■ **Exercise goal**
Your reply must be one number: the count of lines in the data below that contain "JSON".

(Data records for software interfaces)

* * * * *

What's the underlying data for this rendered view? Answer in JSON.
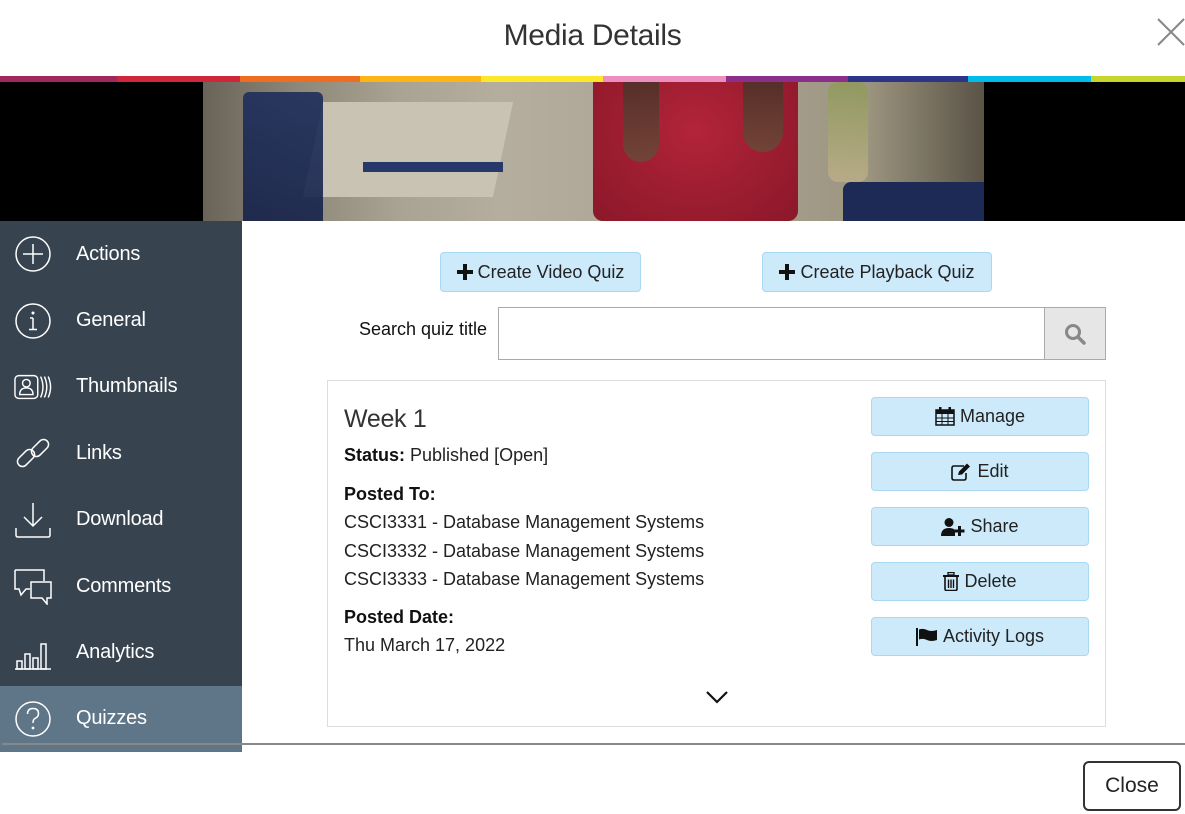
{
  "header": {
    "title": "Media Details",
    "close_icon": "close-x-icon"
  },
  "brand_stripe": {
    "colors": [
      "#a0285e",
      "#d0263a",
      "#ef6c23",
      "#fdb515",
      "#fde72b",
      "#ec8ec0",
      "#8b2f8b",
      "#2e3487",
      "#00bce8",
      "#c6d62e"
    ]
  },
  "video": {
    "description": "video thumbnail preview"
  },
  "sidebar": {
    "items": [
      {
        "label": "Actions",
        "icon": "plus-circle-icon",
        "active": false
      },
      {
        "label": "General",
        "icon": "info-circle-icon",
        "active": false
      },
      {
        "label": "Thumbnails",
        "icon": "thumbnails-icon",
        "active": false
      },
      {
        "label": "Links",
        "icon": "link-icon",
        "active": false
      },
      {
        "label": "Download",
        "icon": "download-icon",
        "active": false
      },
      {
        "label": "Comments",
        "icon": "comments-icon",
        "active": false
      },
      {
        "label": "Analytics",
        "icon": "analytics-icon",
        "active": false
      },
      {
        "label": "Quizzes",
        "icon": "question-circle-icon",
        "active": true
      }
    ]
  },
  "main": {
    "create_video_quiz": "Create Video Quiz",
    "create_playback_quiz": "Create Playback Quiz",
    "search": {
      "label": "Search quiz title",
      "value": "",
      "placeholder": ""
    },
    "quizzes": [
      {
        "title": "Week 1",
        "status_label": "Status:",
        "status_value": "Published [Open]",
        "posted_to_label": "Posted To:",
        "posted_to": [
          "CSCI3331 - Database Management Systems",
          "CSCI3332 - Database Management Systems",
          "CSCI3333 - Database Management Systems"
        ],
        "posted_date_label": "Posted Date:",
        "posted_date": "Thu March 17, 2022",
        "actions": [
          {
            "label": "Manage",
            "icon": "calendar-icon"
          },
          {
            "label": "Edit",
            "icon": "edit-icon"
          },
          {
            "label": "Share",
            "icon": "user-plus-icon"
          },
          {
            "label": "Delete",
            "icon": "trash-icon"
          },
          {
            "label": "Activity Logs",
            "icon": "flag-icon"
          }
        ]
      }
    ]
  },
  "footer": {
    "close_label": "Close"
  }
}
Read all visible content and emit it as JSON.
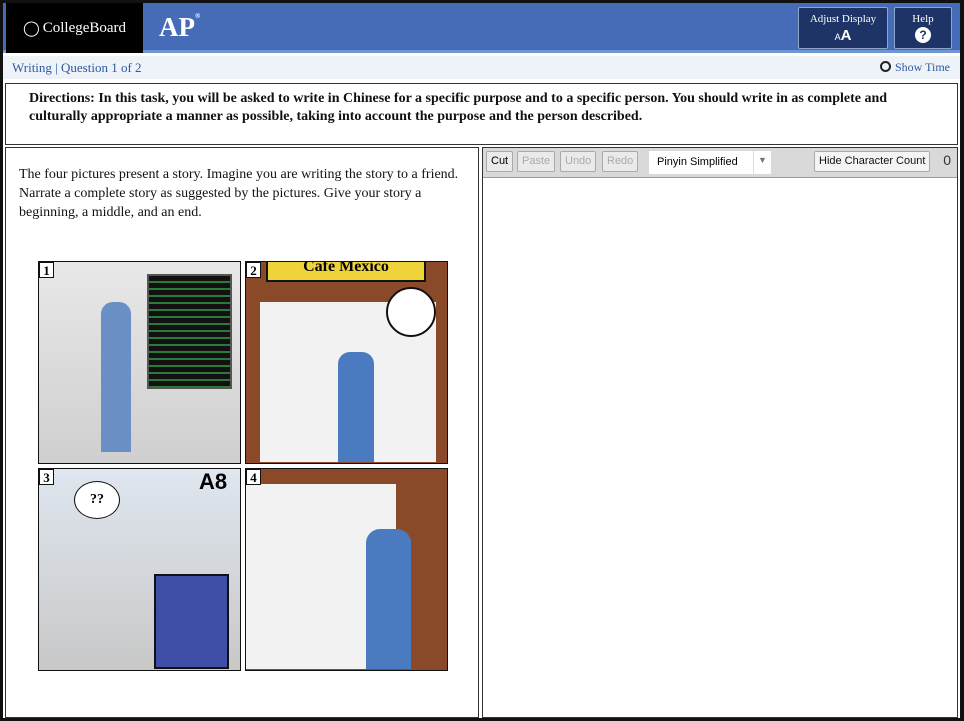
{
  "header": {
    "logo": "CollegeBoard",
    "program": "AP",
    "adjust_display": "Adjust Display",
    "adjust_icon": "AA",
    "help": "Help",
    "help_icon": "?"
  },
  "subheader": {
    "section": "Writing | Question 1 of 2",
    "show_time": "Show Time"
  },
  "directions": "Directions: In this task, you will be asked to write in Chinese for a specific purpose and to a specific person. You should write in as complete and culturally appropriate a manner as possible, taking into account the purpose and the person described.",
  "prompt": "The four pictures present a story.  Imagine you are writing the story to a friend.  Narrate a complete story as suggested by the pictures.  Give your story a beginning, a middle, and an end.",
  "comic": {
    "panels": [
      {
        "number": "1"
      },
      {
        "number": "2",
        "sign": "Cafe Mexico"
      },
      {
        "number": "3",
        "sign": "A8",
        "thought": "??"
      },
      {
        "number": "4"
      }
    ]
  },
  "toolbar": {
    "cut": "Cut",
    "paste": "Paste",
    "undo": "Undo",
    "redo": "Redo",
    "input_method": "Pinyin Simplified",
    "hide_count": "Hide Character Count",
    "char_count": "0"
  },
  "colors": {
    "header": "#466cb7",
    "logo_bg": "#000000",
    "button": "#1f3466"
  }
}
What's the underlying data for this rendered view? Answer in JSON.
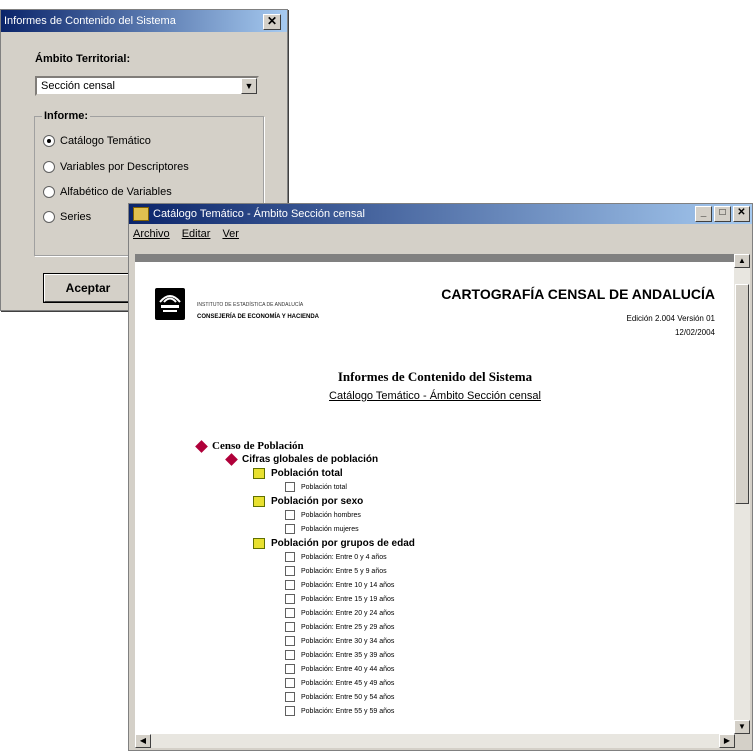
{
  "dialog": {
    "title": "Informes de Contenido del Sistema",
    "close_glyph": "✕",
    "ambito_label": "Ámbito Territorial:",
    "combo_value": "Sección censal",
    "combo_arrow": "▼",
    "informe_label": "Informe:",
    "options": [
      {
        "label": "Catálogo Temático",
        "selected": true
      },
      {
        "label": "Variables por Descriptores",
        "selected": false
      },
      {
        "label": "Alfabético de Variables",
        "selected": false
      },
      {
        "label": "Series",
        "selected": false
      }
    ],
    "accept_label": "Aceptar"
  },
  "window": {
    "title": "Catálogo Temático - Ámbito Sección censal",
    "buttons": [
      "_",
      "□",
      "✕"
    ],
    "menu": [
      "Archivo",
      "Editar",
      "Ver"
    ]
  },
  "document": {
    "institute": "INSTITUTO DE ESTADÍSTICA DE ANDALUCÍA",
    "consejeria": "CONSEJERÍA DE ECONOMÍA Y HACIENDA",
    "main_title": "CARTOGRAFÍA CENSAL DE ANDALUCÍA",
    "edition": "Edición 2.004 Versión 01",
    "date": "12/02/2004",
    "report_title": "Informes de Contenido del Sistema",
    "report_subtitle": "Catálogo Temático - Ámbito Sección censal",
    "tree": [
      {
        "level": 0,
        "icon": "cube",
        "label": "Censo de Población"
      },
      {
        "level": 1,
        "icon": "cube",
        "label": "Cifras globales de población"
      },
      {
        "level": 2,
        "icon": "folder",
        "label": "Población total"
      },
      {
        "level": 3,
        "icon": "leaf",
        "label": "Población total"
      },
      {
        "level": 2,
        "icon": "folder",
        "label": "Población por sexo"
      },
      {
        "level": 3,
        "icon": "leaf",
        "label": "Población hombres"
      },
      {
        "level": 3,
        "icon": "leaf",
        "label": "Población mujeres"
      },
      {
        "level": 2,
        "icon": "folder",
        "label": "Población por grupos de edad"
      },
      {
        "level": 3,
        "icon": "leaf",
        "label": "Población: Entre 0 y 4 años"
      },
      {
        "level": 3,
        "icon": "leaf",
        "label": "Población: Entre 5 y 9 años"
      },
      {
        "level": 3,
        "icon": "leaf",
        "label": "Población: Entre 10 y 14 años"
      },
      {
        "level": 3,
        "icon": "leaf",
        "label": "Población: Entre 15 y 19 años"
      },
      {
        "level": 3,
        "icon": "leaf",
        "label": "Población: Entre 20 y 24 años"
      },
      {
        "level": 3,
        "icon": "leaf",
        "label": "Población: Entre 25 y 29 años"
      },
      {
        "level": 3,
        "icon": "leaf",
        "label": "Población: Entre 30 y 34 años"
      },
      {
        "level": 3,
        "icon": "leaf",
        "label": "Población: Entre 35 y 39 años"
      },
      {
        "level": 3,
        "icon": "leaf",
        "label": "Población: Entre 40 y 44 años"
      },
      {
        "level": 3,
        "icon": "leaf",
        "label": "Población: Entre 45 y 49 años"
      },
      {
        "level": 3,
        "icon": "leaf",
        "label": "Población: Entre 50 y 54 años"
      },
      {
        "level": 3,
        "icon": "leaf",
        "label": "Población: Entre 55 y 59 años"
      }
    ]
  }
}
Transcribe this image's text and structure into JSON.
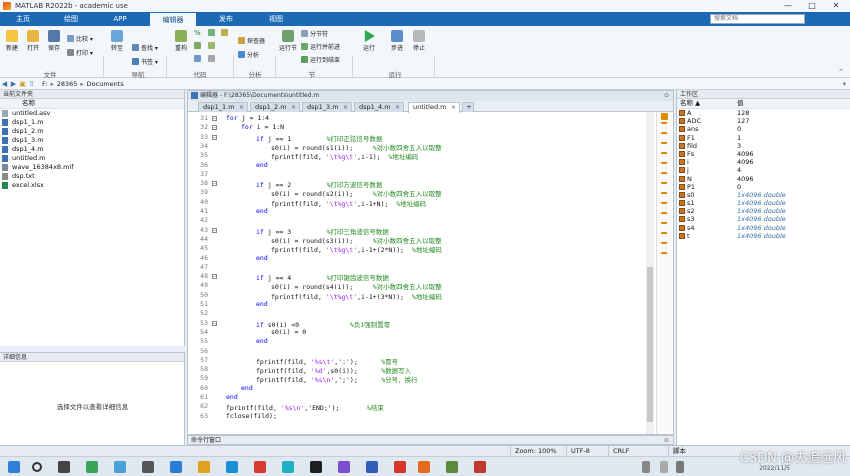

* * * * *

■ **Output**
4